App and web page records
===============
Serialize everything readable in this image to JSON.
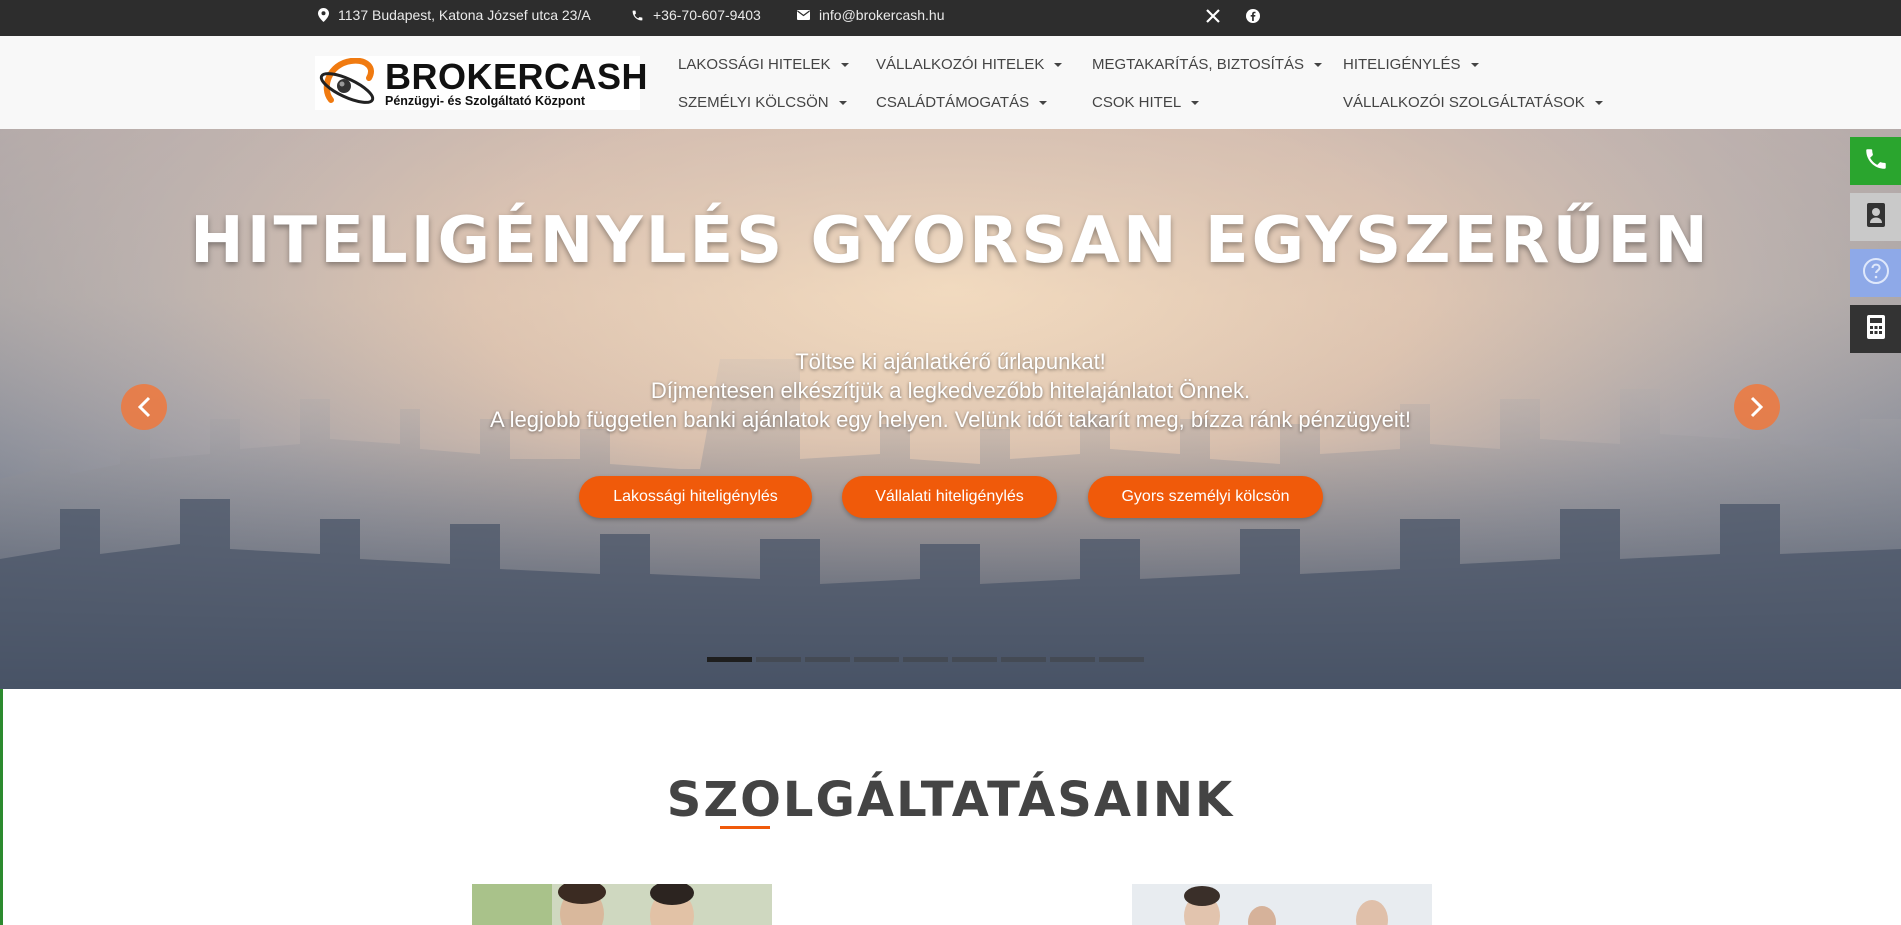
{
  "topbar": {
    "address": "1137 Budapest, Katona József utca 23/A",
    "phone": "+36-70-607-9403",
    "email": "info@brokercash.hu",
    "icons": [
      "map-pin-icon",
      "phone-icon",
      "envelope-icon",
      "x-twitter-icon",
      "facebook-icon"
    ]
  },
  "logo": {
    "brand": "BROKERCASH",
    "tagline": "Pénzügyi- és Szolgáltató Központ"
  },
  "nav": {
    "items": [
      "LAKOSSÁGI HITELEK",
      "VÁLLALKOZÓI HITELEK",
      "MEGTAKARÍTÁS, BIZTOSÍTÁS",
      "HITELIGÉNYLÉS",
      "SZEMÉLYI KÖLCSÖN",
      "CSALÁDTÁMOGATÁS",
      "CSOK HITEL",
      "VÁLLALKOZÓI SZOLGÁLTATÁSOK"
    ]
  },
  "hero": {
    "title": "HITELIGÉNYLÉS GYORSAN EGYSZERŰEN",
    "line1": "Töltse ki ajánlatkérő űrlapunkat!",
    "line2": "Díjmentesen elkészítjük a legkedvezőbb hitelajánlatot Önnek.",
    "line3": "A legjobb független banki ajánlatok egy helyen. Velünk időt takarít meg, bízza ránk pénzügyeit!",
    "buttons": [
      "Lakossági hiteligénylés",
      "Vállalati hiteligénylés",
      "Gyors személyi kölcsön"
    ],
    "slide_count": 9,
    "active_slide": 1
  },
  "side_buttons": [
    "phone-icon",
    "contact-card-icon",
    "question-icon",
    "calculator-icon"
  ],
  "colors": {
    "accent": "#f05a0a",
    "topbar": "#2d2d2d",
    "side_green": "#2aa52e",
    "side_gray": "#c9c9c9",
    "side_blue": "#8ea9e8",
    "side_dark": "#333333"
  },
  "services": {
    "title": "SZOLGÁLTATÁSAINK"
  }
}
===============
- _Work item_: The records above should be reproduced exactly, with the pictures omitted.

- _Exercise answer_:
Serialize everything readable in this image to JSON.
{
  "topbar": {
    "address": "1137 Budapest, Katona József utca 23/A",
    "phone": "+36-70-607-9403",
    "email": "info@brokercash.hu",
    "icons": [
      "map-pin-icon",
      "phone-icon",
      "envelope-icon",
      "x-twitter-icon",
      "facebook-icon"
    ]
  },
  "logo": {
    "brand": "BROKERCASH",
    "tagline": "Pénzügyi- és Szolgáltató Központ"
  },
  "nav": {
    "items": [
      "LAKOSSÁGI HITELEK",
      "VÁLLALKOZÓI HITELEK",
      "MEGTAKARÍTÁS, BIZTOSÍTÁS",
      "HITELIGÉNYLÉS",
      "SZEMÉLYI KÖLCSÖN",
      "CSALÁDTÁMOGATÁS",
      "CSOK HITEL",
      "VÁLLALKOZÓI SZOLGÁLTATÁSOK"
    ]
  },
  "hero": {
    "title": "HITELIGÉNYLÉS GYORSAN EGYSZERŰEN",
    "line1": "Töltse ki ajánlatkérő űrlapunkat!",
    "line2": "Díjmentesen elkészítjük a legkedvezőbb hitelajánlatot Önnek.",
    "line3": "A legjobb független banki ajánlatok egy helyen. Velünk időt takarít meg, bízza ránk pénzügyeit!",
    "buttons": [
      "Lakossági hiteligénylés",
      "Vállalati hiteligénylés",
      "Gyors személyi kölcsön"
    ],
    "slide_count": 9,
    "active_slide": 1
  },
  "side_buttons": [
    "phone-icon",
    "contact-card-icon",
    "question-icon",
    "calculator-icon"
  ],
  "colors": {
    "accent": "#f05a0a",
    "topbar": "#2d2d2d",
    "side_green": "#2aa52e",
    "side_gray": "#c9c9c9",
    "side_blue": "#8ea9e8",
    "side_dark": "#333333"
  },
  "services": {
    "title": "SZOLGÁLTATÁSAINK"
  }
}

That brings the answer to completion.